Wherever a picture sits, omit it. Output the rest of the listing exactly.
_____
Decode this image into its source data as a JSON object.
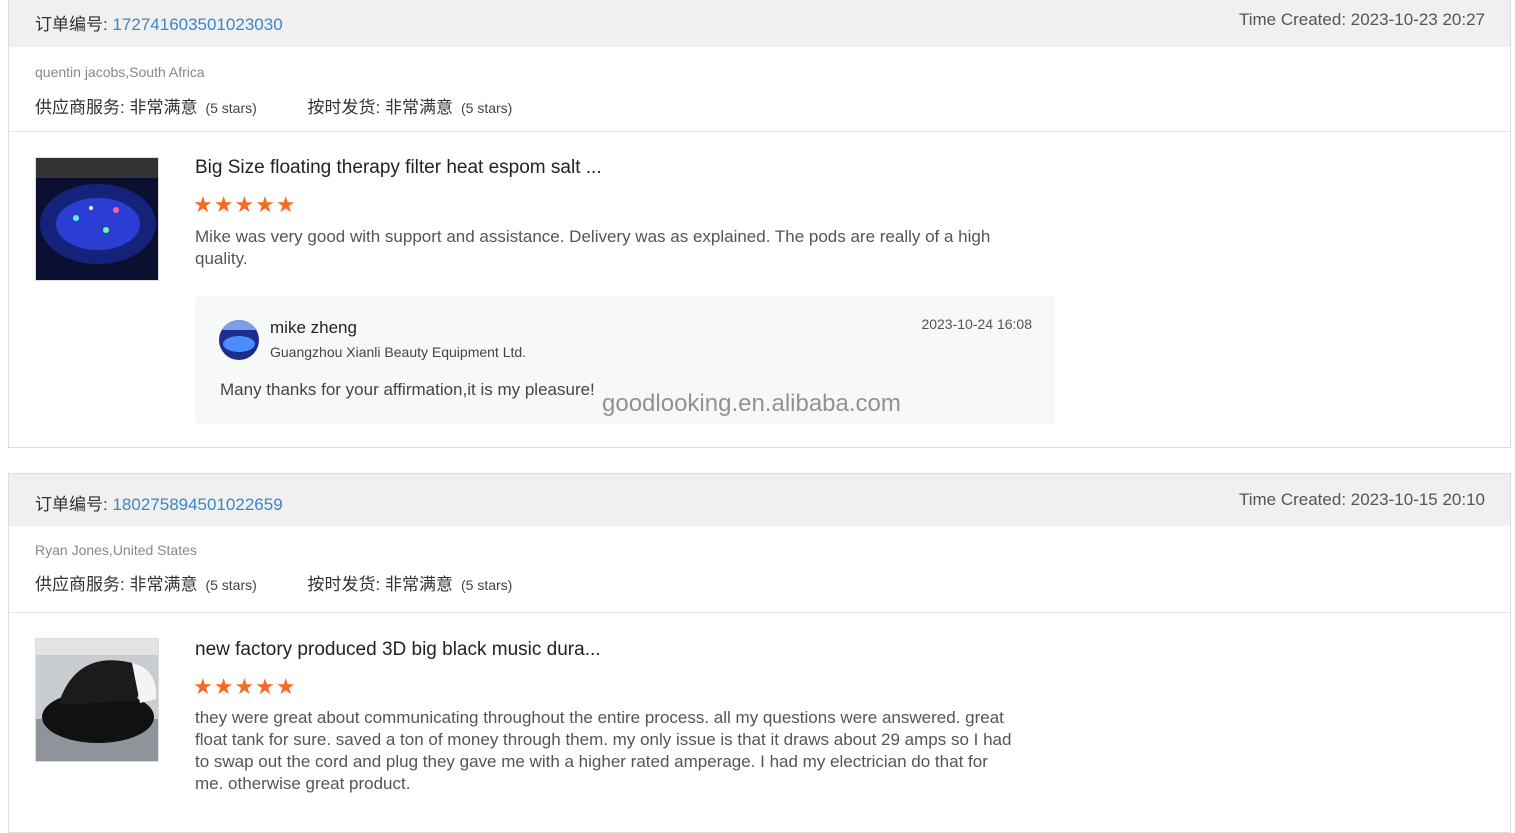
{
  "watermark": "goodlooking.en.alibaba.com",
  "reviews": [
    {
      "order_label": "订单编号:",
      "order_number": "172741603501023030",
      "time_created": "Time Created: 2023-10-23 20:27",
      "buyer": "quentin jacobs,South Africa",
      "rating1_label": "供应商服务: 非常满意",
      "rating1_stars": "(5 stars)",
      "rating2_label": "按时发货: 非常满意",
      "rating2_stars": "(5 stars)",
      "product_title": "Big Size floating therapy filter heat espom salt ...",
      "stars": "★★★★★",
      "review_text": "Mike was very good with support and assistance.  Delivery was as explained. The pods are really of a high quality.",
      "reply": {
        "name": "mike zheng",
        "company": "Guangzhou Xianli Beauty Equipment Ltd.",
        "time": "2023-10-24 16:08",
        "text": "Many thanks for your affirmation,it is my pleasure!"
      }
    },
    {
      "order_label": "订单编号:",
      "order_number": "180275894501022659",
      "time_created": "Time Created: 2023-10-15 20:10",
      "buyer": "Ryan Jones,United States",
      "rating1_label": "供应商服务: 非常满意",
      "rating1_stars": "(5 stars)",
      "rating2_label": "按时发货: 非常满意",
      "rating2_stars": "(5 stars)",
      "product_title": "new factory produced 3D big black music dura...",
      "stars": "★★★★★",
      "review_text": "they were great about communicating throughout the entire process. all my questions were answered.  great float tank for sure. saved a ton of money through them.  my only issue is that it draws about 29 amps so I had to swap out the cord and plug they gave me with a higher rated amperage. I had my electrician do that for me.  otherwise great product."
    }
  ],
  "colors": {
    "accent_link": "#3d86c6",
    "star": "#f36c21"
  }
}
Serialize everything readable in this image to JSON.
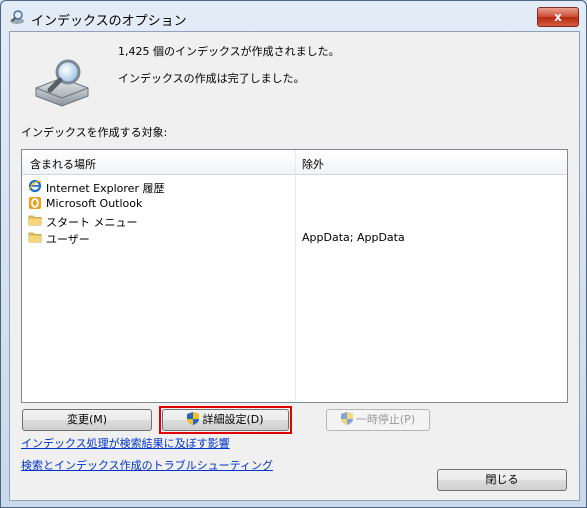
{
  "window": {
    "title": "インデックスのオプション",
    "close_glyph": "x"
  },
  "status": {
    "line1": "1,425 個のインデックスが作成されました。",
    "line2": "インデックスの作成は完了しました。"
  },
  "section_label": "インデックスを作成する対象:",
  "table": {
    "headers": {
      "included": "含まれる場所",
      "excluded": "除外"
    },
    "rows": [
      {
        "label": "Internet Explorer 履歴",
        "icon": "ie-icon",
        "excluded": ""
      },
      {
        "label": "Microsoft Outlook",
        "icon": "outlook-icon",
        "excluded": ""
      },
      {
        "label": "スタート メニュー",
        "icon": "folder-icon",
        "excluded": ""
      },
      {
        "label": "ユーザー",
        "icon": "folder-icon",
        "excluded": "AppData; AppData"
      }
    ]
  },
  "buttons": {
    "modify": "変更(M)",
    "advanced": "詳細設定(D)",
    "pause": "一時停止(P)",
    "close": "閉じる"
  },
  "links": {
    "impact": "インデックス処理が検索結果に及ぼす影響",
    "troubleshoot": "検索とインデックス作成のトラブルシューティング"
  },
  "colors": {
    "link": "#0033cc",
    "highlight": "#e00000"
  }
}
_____
**FINISHED TASK**:
Decode this image into its source data as a JSON object.
{
  "watermark": "goodlooking.en.alibaba.com",
  "reviews": [
    {
      "order_label": "订单编号:",
      "order_number": "172741603501023030",
      "time_created": "Time Created: 2023-10-23 20:27",
      "buyer": "quentin jacobs,South Africa",
      "rating1_label": "供应商服务: 非常满意",
      "rating1_stars": "(5 stars)",
      "rating2_label": "按时发货: 非常满意",
      "rating2_stars": "(5 stars)",
      "product_title": "Big Size floating therapy filter heat espom salt ...",
      "stars": "★★★★★",
      "review_text": "Mike was very good with support and assistance.  Delivery was as explained. The pods are really of a high quality.",
      "reply": {
        "name": "mike zheng",
        "company": "Guangzhou Xianli Beauty Equipment Ltd.",
        "time": "2023-10-24 16:08",
        "text": "Many thanks for your affirmation,it is my pleasure!"
      }
    },
    {
      "order_label": "订单编号:",
      "order_number": "180275894501022659",
      "time_created": "Time Created: 2023-10-15 20:10",
      "buyer": "Ryan Jones,United States",
      "rating1_label": "供应商服务: 非常满意",
      "rating1_stars": "(5 stars)",
      "rating2_label": "按时发货: 非常满意",
      "rating2_stars": "(5 stars)",
      "product_title": "new factory produced 3D big black music dura...",
      "stars": "★★★★★",
      "review_text": "they were great about communicating throughout the entire process. all my questions were answered.  great float tank for sure. saved a ton of money through them.  my only issue is that it draws about 29 amps so I had to swap out the cord and plug they gave me with a higher rated amperage. I had my electrician do that for me.  otherwise great product."
    }
  ],
  "colors": {
    "accent_link": "#3d86c6",
    "star": "#f36c21"
  }
}
Serialize everything readable in this image to JSON.
{
  "window": {
    "title": "インデックスのオプション",
    "close_glyph": "x"
  },
  "status": {
    "line1": "1,425 個のインデックスが作成されました。",
    "line2": "インデックスの作成は完了しました。"
  },
  "section_label": "インデックスを作成する対象:",
  "table": {
    "headers": {
      "included": "含まれる場所",
      "excluded": "除外"
    },
    "rows": [
      {
        "label": "Internet Explorer 履歴",
        "icon": "ie-icon",
        "excluded": ""
      },
      {
        "label": "Microsoft Outlook",
        "icon": "outlook-icon",
        "excluded": ""
      },
      {
        "label": "スタート メニュー",
        "icon": "folder-icon",
        "excluded": ""
      },
      {
        "label": "ユーザー",
        "icon": "folder-icon",
        "excluded": "AppData; AppData"
      }
    ]
  },
  "buttons": {
    "modify": "変更(M)",
    "advanced": "詳細設定(D)",
    "pause": "一時停止(P)",
    "close": "閉じる"
  },
  "links": {
    "impact": "インデックス処理が検索結果に及ぼす影響",
    "troubleshoot": "検索とインデックス作成のトラブルシューティング"
  },
  "colors": {
    "link": "#0033cc",
    "highlight": "#e00000"
  }
}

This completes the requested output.